Testing Methodology Hints
Whatever goals you pursue in your own tests, you should prevent your notebook from switching into the sleep mode when the battery charge is low. Some notebook manufacturers install exclusive software for flexible control over the power-saving functions, which doesn’t allow disabling this option. If this is the case, you can still use the test, but the author bears no responsibility if the results will turn out not quite correct in this case. You can leave the screen-saver alone: the test will disable it automatically.
If you want to check out the time the notebook can work in real conditions, i.e. with some applications running in the background (e-mail client, antivirus, sound card mixer, task scheduler, instant messenger), you can run the test in the idle mode.
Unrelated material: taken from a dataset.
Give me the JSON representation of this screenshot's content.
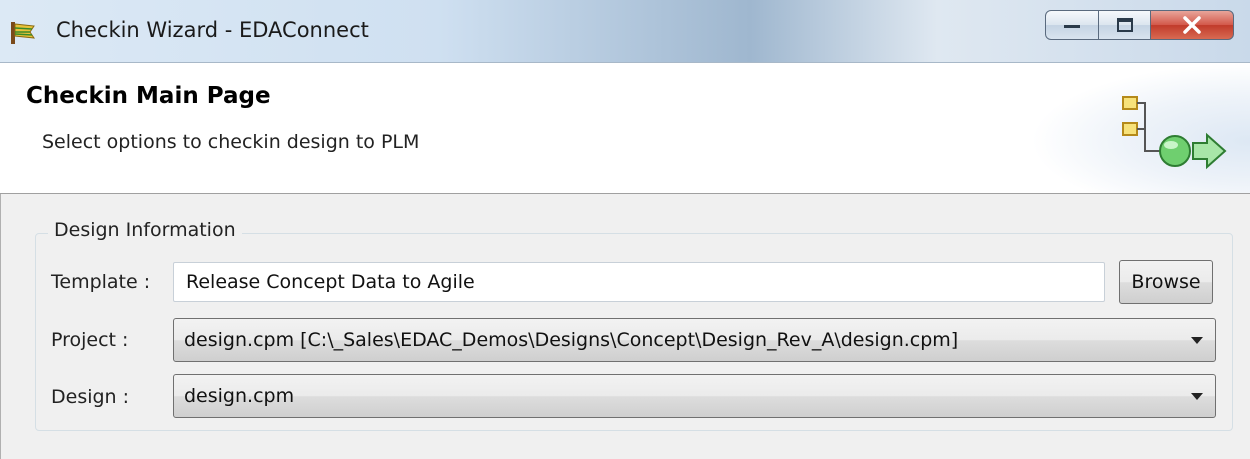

This is the way you can get the maximum work time for your notebook: set the lowest power consumption mode in the BIOS, set the lowest display brightness, and disable network controllers and audio devices in the system properties. Then you disable all background applications and services that don’t affect the system’s operability. For example, even when you disable the network controller, the network service SVCHOST.EXE will remain running (look it up in the Task Manager); it doesn’t affect the work of the system, but does influence its performance (i.e. its battery life time). So you shut down all services like CTFMON.EXE or MSMSGS.EXE and other user-launched applications, save for EXPLORER.EXE and TASKMGR.EXE. That done, you open the Control Panel to select the Portable scheme in the Power options, but you should disable turning off the monitor and the hard disks and switching into the idle mode. Now you can run Battery Eater.
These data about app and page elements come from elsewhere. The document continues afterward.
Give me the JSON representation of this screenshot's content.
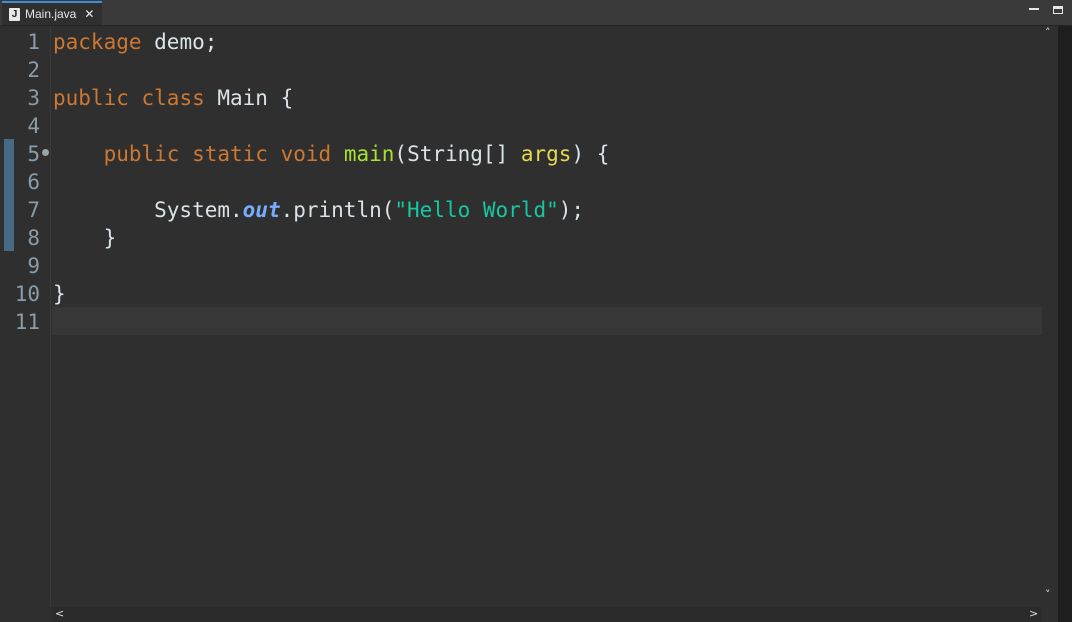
{
  "tab": {
    "file_icon": "J",
    "title": "Main.java",
    "close": "✕",
    "active_accent": "#3f8fd6"
  },
  "window_controls": [
    "minimize-icon",
    "maximize-icon"
  ],
  "editor": {
    "line_numbers": [
      "1",
      "2",
      "3",
      "4",
      "5",
      "6",
      "7",
      "8",
      "9",
      "10",
      "11"
    ],
    "current_line": 11,
    "lines": [
      [
        {
          "t": "kw",
          "v": "package"
        },
        {
          "t": "plain",
          "v": " demo;"
        }
      ],
      [],
      [
        {
          "t": "kw",
          "v": "public"
        },
        {
          "t": "plain",
          "v": " "
        },
        {
          "t": "kw",
          "v": "class"
        },
        {
          "t": "plain",
          "v": " Main {"
        }
      ],
      [],
      [
        {
          "t": "plain",
          "v": "    "
        },
        {
          "t": "kw",
          "v": "public"
        },
        {
          "t": "plain",
          "v": " "
        },
        {
          "t": "kw",
          "v": "static"
        },
        {
          "t": "plain",
          "v": " "
        },
        {
          "t": "kw",
          "v": "void"
        },
        {
          "t": "plain",
          "v": " "
        },
        {
          "t": "method",
          "v": "main"
        },
        {
          "t": "plain",
          "v": "(String[] "
        },
        {
          "t": "param",
          "v": "args"
        },
        {
          "t": "plain",
          "v": ") {"
        }
      ],
      [],
      [
        {
          "t": "plain",
          "v": "        System."
        },
        {
          "t": "field",
          "v": "out"
        },
        {
          "t": "plain",
          "v": ".println("
        },
        {
          "t": "str",
          "v": "\"Hello World\""
        },
        {
          "t": "plain",
          "v": ");"
        }
      ],
      [
        {
          "t": "plain",
          "v": "    }"
        }
      ],
      [],
      [
        {
          "t": "plain",
          "v": "}"
        }
      ],
      []
    ]
  },
  "scrollbars": {
    "up": "˄",
    "down": "˅",
    "left": "<",
    "right": ">"
  }
}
You can check the influence of the screen brightness on the battery life: just increase it, run the test once again and compare the results.
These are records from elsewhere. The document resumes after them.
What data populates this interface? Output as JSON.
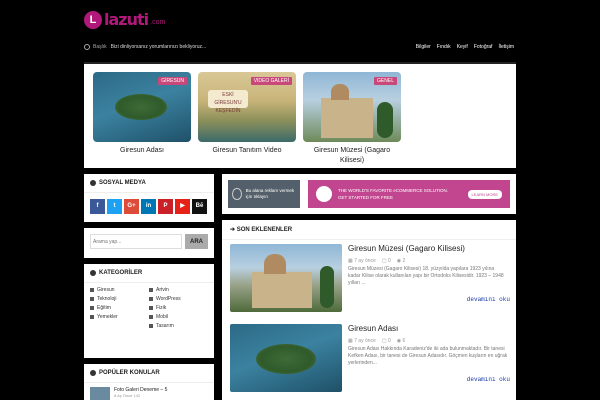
{
  "header": {
    "logo_text": "lazuti",
    "logo_sub": ".com",
    "ticker_label": "Başlık",
    "ticker_text": "Bizi dinliyorsanız yorumlarınızı bekliyoruz...",
    "nav": [
      "Bilgiler",
      "Fındık",
      "Keyif",
      "Fotoğraf",
      "İletişim"
    ]
  },
  "featured": [
    {
      "badge": "GİRESUN",
      "title": "Giresun Adası"
    },
    {
      "badge": "VIDEO GALERİ",
      "title": "Giresun Tanıtım Video"
    },
    {
      "badge": "GENEL",
      "title": "Giresun Müzesi (Gagaro Kilisesi)"
    }
  ],
  "social": {
    "title": "SOSYAL MEDYA",
    "icons": [
      {
        "label": "f",
        "color": "#3b5998",
        "name": "facebook-icon"
      },
      {
        "label": "t",
        "color": "#1da1f2",
        "name": "twitter-icon"
      },
      {
        "label": "G+",
        "color": "#dd4b39",
        "name": "googleplus-icon"
      },
      {
        "label": "in",
        "color": "#0077b5",
        "name": "linkedin-icon"
      },
      {
        "label": "P",
        "color": "#cb2027",
        "name": "pinterest-icon"
      },
      {
        "label": "▶",
        "color": "#e62117",
        "name": "youtube-icon"
      },
      {
        "label": "Bē",
        "color": "#111111",
        "name": "behance-icon"
      }
    ]
  },
  "search": {
    "placeholder": "Arama yap...",
    "button": "ARA"
  },
  "categories": {
    "title": "KATEGORİLER",
    "items": [
      "Giresun",
      "Artvin",
      "Teknoloji",
      "WordPress",
      "Eğitim",
      "Fizik",
      "Yemekler",
      "Mobil",
      "",
      "Tasarım"
    ]
  },
  "popular": {
    "title": "POPÜLER KONULAR",
    "items": [
      {
        "title": "Foto Galeri Deneme – 5",
        "meta": "8 Ay Önce   142"
      }
    ]
  },
  "ads": {
    "ad1": "Bu alana reklam vermek için tıklayın",
    "ad2_line1": "THE WORLD'S FAVORITE eCOMMERCE SOLUTION.",
    "ad2_line2": "GET STARTED FOR FREE",
    "ad2_button": "LEARN MORE"
  },
  "recent": {
    "title": "SON EKLENENLER",
    "posts": [
      {
        "title": "Giresun Müzesi (Gagaro Kilisesi)",
        "date": "7 ay önce",
        "comments": "0",
        "views": "2",
        "excerpt": "Giresun Müzesi (Gagaro Kilisesi) 18. yüzyılda yapılara 1923 yılına kadar Kilise olarak kullanılan yapı bir Ortodoks Kilisesidir. 1923 – 1948 yılları ...",
        "more": "devamını oku"
      },
      {
        "title": "Giresun Adası",
        "date": "7 ay önce",
        "comments": "0",
        "views": "6",
        "excerpt": "Giresun Adası Hakkında Karadeniz'de iki ada bulunmaktadır. Bir tanesi Kefken Adası, bir tanesi de Giresun Adasıdır. Göçmen kuşların en uğrak yerlerinden...",
        "more": "devamını oku"
      }
    ]
  }
}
I would like to say a few words about the performance tests included into Battery Eater software package. Many notebooks today keep track of the AC power supply, and the processor enters the low power consumption mode only after the notebook starts working on its own batteries. It means the performance results will depend on the type of the power. To get the correct performance numbers, you should get your notebook working from the batteries and then run the test.
Winding up this guide, I would like to thank the developer of the Battery Eater for the very idea of the test as well as for his great job on the project and continuous expansion of its functionality in every new version. Good luck!
Battery Eater Pro version 2.0 can be downloaded here (720KB).